Haiti’s 2010 earthquake likely brought the fault that ruptured in the Aug. 14, 2021 quake closer to failure. Some elements suggest a westward earthquake progression, but highly stressed sections of the fault system to the east remain.
By Ross Stein, Ph.D., Temblor, Inc., California (@rstein357), Shinji Toda, Ph.D., IRIDeS, Tohoku University, Japan, Jian Lin, Ph.D. Southern University of Science and Technology, China, and Woods Hole Oceanographic Institution, Massachusetts, and Volkan Sevilgen, M.Sc., Temblor, Inc., California (@volkansevilgen)
Citation: Stein, R.S., Toda, S., Lin, J., Sevilgen, V., 2021, Are the 2021 and 2010 Haiti earthquakes part of a progressive sequence?, Temblor, http://doi.org/10.32858/temblor.197

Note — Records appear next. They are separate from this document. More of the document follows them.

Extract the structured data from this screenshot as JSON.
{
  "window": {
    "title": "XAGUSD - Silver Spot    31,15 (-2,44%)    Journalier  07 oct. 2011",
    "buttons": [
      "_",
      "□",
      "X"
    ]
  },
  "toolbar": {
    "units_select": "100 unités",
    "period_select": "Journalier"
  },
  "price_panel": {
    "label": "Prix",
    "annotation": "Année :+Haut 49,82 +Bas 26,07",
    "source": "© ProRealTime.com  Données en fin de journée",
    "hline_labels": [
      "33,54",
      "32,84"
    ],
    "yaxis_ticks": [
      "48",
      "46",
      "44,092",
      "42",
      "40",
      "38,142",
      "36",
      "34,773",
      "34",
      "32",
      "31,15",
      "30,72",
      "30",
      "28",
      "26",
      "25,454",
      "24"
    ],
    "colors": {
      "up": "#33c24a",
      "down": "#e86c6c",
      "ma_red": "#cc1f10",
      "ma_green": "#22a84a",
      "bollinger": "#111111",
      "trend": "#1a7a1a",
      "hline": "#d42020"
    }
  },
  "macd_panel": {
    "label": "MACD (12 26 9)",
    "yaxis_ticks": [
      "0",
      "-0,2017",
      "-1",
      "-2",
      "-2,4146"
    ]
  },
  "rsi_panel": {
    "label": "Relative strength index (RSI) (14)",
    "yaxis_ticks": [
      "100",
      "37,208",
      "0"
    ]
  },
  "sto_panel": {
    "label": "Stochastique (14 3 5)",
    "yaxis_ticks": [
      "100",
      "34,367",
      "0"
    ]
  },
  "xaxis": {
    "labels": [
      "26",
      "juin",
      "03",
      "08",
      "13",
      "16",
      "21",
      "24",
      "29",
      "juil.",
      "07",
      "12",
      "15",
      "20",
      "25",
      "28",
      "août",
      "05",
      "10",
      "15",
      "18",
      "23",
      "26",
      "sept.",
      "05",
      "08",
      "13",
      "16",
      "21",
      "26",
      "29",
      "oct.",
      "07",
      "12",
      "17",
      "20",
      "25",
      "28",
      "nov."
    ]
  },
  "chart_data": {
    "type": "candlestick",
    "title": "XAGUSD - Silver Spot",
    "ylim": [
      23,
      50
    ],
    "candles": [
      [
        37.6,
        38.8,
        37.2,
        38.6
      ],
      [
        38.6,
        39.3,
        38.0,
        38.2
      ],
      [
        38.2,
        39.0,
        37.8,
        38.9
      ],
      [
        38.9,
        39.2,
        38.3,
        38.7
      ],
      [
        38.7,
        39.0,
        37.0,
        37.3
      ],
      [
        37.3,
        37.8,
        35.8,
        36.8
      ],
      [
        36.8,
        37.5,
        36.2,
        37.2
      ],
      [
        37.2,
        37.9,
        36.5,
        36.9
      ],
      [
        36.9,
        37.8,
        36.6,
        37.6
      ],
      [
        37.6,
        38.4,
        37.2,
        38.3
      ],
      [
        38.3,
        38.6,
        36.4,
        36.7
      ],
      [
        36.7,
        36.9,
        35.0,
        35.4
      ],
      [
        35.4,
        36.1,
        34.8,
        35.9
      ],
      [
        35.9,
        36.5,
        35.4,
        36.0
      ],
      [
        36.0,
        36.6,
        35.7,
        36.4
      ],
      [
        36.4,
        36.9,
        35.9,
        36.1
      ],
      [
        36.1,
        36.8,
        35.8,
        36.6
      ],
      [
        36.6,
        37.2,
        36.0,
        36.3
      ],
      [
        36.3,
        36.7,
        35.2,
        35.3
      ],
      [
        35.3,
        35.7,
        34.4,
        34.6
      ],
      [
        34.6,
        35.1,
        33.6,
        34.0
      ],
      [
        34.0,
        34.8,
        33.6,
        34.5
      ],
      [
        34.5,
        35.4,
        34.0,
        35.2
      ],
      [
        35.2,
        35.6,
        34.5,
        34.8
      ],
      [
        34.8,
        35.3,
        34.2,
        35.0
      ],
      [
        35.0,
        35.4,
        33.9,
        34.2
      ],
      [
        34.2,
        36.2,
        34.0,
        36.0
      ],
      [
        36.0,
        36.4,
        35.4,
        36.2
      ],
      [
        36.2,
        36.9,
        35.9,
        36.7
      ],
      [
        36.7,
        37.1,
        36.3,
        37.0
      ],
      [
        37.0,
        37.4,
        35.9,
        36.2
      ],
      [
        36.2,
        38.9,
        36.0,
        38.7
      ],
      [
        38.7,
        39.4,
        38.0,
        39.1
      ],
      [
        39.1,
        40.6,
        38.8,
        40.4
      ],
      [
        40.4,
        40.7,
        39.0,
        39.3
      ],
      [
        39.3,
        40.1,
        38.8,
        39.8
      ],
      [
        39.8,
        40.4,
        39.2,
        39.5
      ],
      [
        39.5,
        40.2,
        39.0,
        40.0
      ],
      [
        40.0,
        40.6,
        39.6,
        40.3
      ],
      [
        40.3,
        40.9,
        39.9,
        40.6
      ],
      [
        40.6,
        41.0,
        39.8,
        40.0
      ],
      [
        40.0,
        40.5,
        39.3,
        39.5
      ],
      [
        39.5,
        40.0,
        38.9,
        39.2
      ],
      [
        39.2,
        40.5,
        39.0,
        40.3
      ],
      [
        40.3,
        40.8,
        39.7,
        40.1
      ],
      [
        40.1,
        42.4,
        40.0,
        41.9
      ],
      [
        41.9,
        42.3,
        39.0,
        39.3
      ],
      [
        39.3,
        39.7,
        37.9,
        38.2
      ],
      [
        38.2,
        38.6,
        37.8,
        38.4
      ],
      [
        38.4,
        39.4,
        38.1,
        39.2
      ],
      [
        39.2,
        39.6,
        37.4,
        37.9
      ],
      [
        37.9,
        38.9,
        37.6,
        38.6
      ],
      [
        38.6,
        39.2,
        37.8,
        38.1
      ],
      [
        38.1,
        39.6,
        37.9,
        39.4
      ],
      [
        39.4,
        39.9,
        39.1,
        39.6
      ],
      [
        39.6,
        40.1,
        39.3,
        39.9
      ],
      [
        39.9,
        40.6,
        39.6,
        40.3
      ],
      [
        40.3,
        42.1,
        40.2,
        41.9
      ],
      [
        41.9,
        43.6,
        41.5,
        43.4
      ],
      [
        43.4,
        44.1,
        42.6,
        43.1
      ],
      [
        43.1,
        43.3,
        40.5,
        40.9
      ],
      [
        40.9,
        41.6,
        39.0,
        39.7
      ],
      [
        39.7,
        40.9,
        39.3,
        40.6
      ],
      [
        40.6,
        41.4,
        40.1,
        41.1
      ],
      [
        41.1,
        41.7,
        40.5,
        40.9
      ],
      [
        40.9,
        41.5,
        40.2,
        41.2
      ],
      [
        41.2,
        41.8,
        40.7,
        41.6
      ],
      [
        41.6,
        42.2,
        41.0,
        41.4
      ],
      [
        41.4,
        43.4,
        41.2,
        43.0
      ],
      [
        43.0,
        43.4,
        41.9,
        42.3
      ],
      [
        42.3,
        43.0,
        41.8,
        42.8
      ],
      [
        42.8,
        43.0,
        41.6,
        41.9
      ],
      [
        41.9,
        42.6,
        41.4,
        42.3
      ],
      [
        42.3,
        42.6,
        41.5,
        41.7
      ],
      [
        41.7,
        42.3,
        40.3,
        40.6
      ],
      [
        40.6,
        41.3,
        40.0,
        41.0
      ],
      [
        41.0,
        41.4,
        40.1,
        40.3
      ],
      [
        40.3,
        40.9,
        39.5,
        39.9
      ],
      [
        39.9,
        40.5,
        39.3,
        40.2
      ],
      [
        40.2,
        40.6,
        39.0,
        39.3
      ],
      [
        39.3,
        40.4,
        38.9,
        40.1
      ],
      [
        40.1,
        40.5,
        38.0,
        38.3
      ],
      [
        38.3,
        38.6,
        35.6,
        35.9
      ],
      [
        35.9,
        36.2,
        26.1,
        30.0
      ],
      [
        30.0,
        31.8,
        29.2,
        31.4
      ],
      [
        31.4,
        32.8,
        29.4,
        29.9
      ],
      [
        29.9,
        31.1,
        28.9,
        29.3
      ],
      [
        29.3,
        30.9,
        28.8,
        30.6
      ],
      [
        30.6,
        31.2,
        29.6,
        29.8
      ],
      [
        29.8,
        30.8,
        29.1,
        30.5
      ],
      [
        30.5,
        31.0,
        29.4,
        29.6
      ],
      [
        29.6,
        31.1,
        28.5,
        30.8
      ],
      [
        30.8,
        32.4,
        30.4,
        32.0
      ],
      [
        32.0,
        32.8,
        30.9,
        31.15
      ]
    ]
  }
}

On Jan. 12, 2010, a magnitude-7.0 earthquake struck Léogâne, Haiti, just outside the capital of Port-au-Prince. The quake killed some 300,000 people, according to the Haitian government, and displaced hundreds of thousands more people. Though the quake was initially thought to have struck on the Enriquillo-Plantain Garden Fault, where the Caribbean Plate is separated from the Gonâve microplate, further investigation eventually indicated the quake occurred on a blind thrust fault now known as the Léogâne Fault. (Blind thrust faults are those that don’t reach Earth’s surface and result from compression.) On Aug. 14, 2021, a magnitude-7.2 quake struck along the same fault system, to the west of the epicenter of the 2010 quake. The death toll is already above 1,400 and thousands more are displaced. Those numbers are expected to rise, especially as a tropical storm barrels down on the island.